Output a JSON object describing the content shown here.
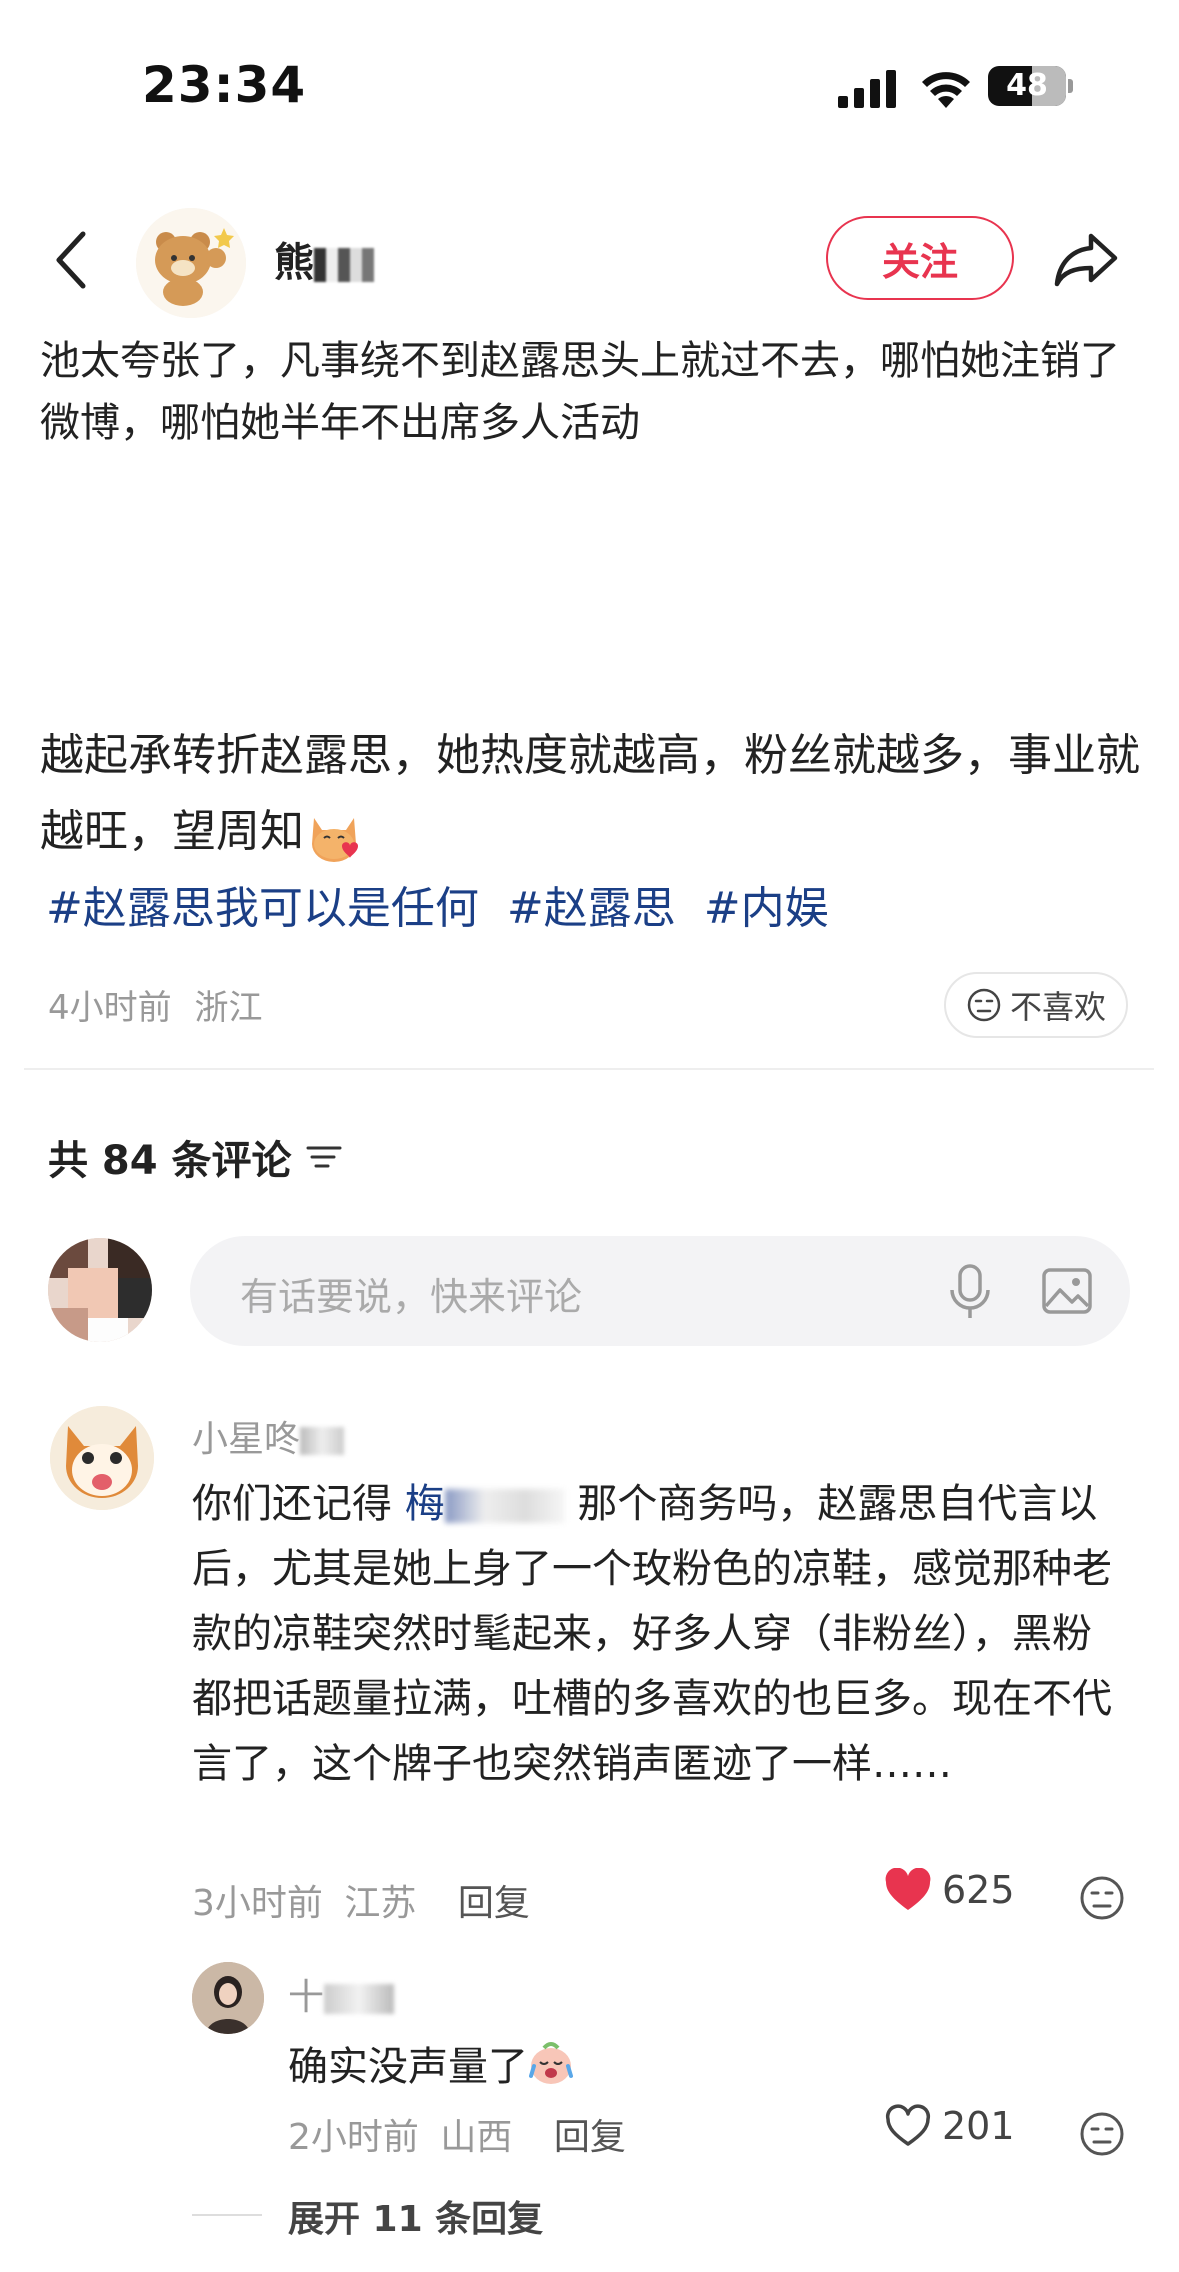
{
  "status": {
    "time": "23:34",
    "battery": "48"
  },
  "header": {
    "author_name": "熊",
    "follow_label": "关注"
  },
  "post": {
    "paragraph_1": "池太夸张了，凡事绕不到赵露思头上就过不去，哪怕她注销了微博，哪怕她半年不出席多人活动",
    "paragraph_2": "越起承转折赵露思，她热度就越高，粉丝就越多，事业就越旺，望周知",
    "hashtags": [
      "#赵露思我可以是任何",
      "#赵露思",
      "#内娱"
    ],
    "time": "4小时前",
    "location": "浙江",
    "dislike_label": "不喜欢"
  },
  "comments_section": {
    "count_label": "共 84 条评论",
    "input_placeholder": "有话要说，快来评论"
  },
  "comment_1": {
    "name": "小星咚",
    "text_before_link": "你们还记得 ",
    "link_text": "梅",
    "text_after_link": " 那个商务吗，赵露思自代言以后，尤其是她上身了一个玫粉色的凉鞋，感觉那种老款的凉鞋突然时髦起来，好多人穿（非粉丝），黑粉都把话题量拉满，吐槽的多喜欢的也巨多。现在不代言了，这个牌子也突然销声匿迹了一样……",
    "time": "3小时前",
    "location": "江苏",
    "reply_label": "回复",
    "likes": "625",
    "liked": true,
    "like_color": "#e8344f"
  },
  "reply_1": {
    "name": "十",
    "text": "确实没声量了",
    "time": "2小时前",
    "location": "山西",
    "reply_label": "回复",
    "likes": "201",
    "liked": false
  },
  "expand_label": "展开 11 条回复"
}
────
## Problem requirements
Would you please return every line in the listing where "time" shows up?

## Answer space
    "time": "23:34",
    "time": "4小时前",
    "time": "3小时前",
    "time": "2小时前",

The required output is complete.